When preparing for travel, there is much to consider and organize. If you have hearing loss, it is important to take the time and plan ahead for your hearing needs. You may feel anxious or stressed about navigating travel – airports, transportation, new environments – with hearing loss but by taking the time to assess what you will need in these new spaces, you can be as prepared as possible. Preparedness can really reduce the risk of experiencing potential harm to your hearing health, allowing you to fully maximize your travels!
Travel Risks for Hearing Health
Take the time to think about the specifics of your travel plans: what activities will you be participating in? What modes of transportation will you be taking? What kind of environments will you be in? Identifying your hearing needs for the range of activities you will be engaging in allows you to plan and meet those needs. It is important to think through the potential risks to your hearing and how to mitigate them. This includes:
- Airplane Noise: noise levels related to airplane travel can be high and if the duration of your flight is lengthier, this noise can be a risk to your hearing. It can trigger tinnitus (a buzzing or ringing like noise in one or both ears) which is also amplified by changing levels of elevation and pressure. It is important to practice safety measures that protect your hearing from this noise.
- Exposure to Loud Noise: in addition to airplane noise, you may be moving through active and loud spaces throughout your travel – tourist attractions, concerts, transportation hubs etc.
- Climate: if you are traveling to a tropical, humid, or windy climate; this can contribute to more moisture (and other debris) in and around the ears which can affect your hearing aids.
- Swimmers Ear: if swimming is part of your travel plans it is also important to be aware of swimmer’s ear which is a type of ear infection that happens when excess water remains in the ears after swimming.

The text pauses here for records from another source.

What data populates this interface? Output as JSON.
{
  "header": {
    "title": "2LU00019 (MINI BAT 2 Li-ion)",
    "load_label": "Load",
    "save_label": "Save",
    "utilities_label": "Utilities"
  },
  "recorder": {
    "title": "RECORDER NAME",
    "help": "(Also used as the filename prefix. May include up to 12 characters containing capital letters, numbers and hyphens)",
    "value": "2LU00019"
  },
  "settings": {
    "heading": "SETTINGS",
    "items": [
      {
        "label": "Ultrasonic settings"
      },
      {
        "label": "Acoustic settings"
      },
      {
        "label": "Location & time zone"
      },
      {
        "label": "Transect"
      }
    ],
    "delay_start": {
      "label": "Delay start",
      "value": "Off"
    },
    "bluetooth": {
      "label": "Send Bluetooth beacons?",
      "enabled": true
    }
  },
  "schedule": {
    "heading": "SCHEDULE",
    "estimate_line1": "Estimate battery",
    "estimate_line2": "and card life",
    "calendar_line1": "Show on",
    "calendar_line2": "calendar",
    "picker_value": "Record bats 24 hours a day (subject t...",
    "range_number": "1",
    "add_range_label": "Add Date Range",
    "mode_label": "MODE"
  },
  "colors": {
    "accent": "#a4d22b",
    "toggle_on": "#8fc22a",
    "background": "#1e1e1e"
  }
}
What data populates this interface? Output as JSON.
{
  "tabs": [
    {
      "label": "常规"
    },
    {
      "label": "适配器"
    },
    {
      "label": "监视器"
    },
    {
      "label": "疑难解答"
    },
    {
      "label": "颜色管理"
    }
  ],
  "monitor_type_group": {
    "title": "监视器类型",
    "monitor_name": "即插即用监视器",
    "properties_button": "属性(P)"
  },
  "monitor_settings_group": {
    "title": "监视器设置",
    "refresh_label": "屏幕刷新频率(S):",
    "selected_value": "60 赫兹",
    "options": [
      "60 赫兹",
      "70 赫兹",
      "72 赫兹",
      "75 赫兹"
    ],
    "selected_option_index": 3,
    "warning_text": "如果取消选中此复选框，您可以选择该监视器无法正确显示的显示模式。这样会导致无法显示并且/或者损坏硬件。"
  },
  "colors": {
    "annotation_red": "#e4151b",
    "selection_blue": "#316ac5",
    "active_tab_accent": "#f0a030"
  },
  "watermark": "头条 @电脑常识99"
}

Planning around mitigating these risks can help you effectively prepare the items you need and pack efficiently.
To best prepare, you can practice the following tips:
- Create Checklist: while planning and packing, it can be difficult to remember everything you need so making a checklist is a great way to ensure that you don’t forget necessary items! Your list should include your hearing aids cleaning kit, extra batteries or rechargeable power source, and any accessories that you use. Additionally, it is really useful to have a separate travel bag just for your hearing aids (and accessories) which you can easily access when needed.
- Charge Hearing Aids: before heading to the airport and departing for your travels, be sure to charge your hearing aids overnight. The last thing you want to deal with is your hearing aid needing to be recharged while you are out! In addition to bringing extra batteries, be sure to also bring any converters needed if traveling internationally.
- Sign-up for Text Alerts: this is a great way to receive the latest information and updates regarding your flight. Airports are typically noisy so trying to hear announcements or talking to personnel can be challenging. Text alerts will let you know of any changes or delays to your flight.
- Always Wear Hearing Aids: it is important to wear your hearing aids throughout the airport and the entire duration of your flight. It’s useful to know that hearing aids are not restricted the same way other electronic devices are. This means that you are free to wear them and are not required to remove them while going through security.
- Protective Wear: wearing protective gear for your ears is a useful way to reduce the impact of loud noise. This is particularly helpful while traveling and moving through spaces with background noise. Gear like earbuds, headphones, earplugs, earmuffs, etc. decreases the amount (and impact) of sound you absorb. Lastly, if you plan on swimming, it is important to remove your hearing aids and use earplugs. After, fully drain your ears before inserting your hearing aids back in.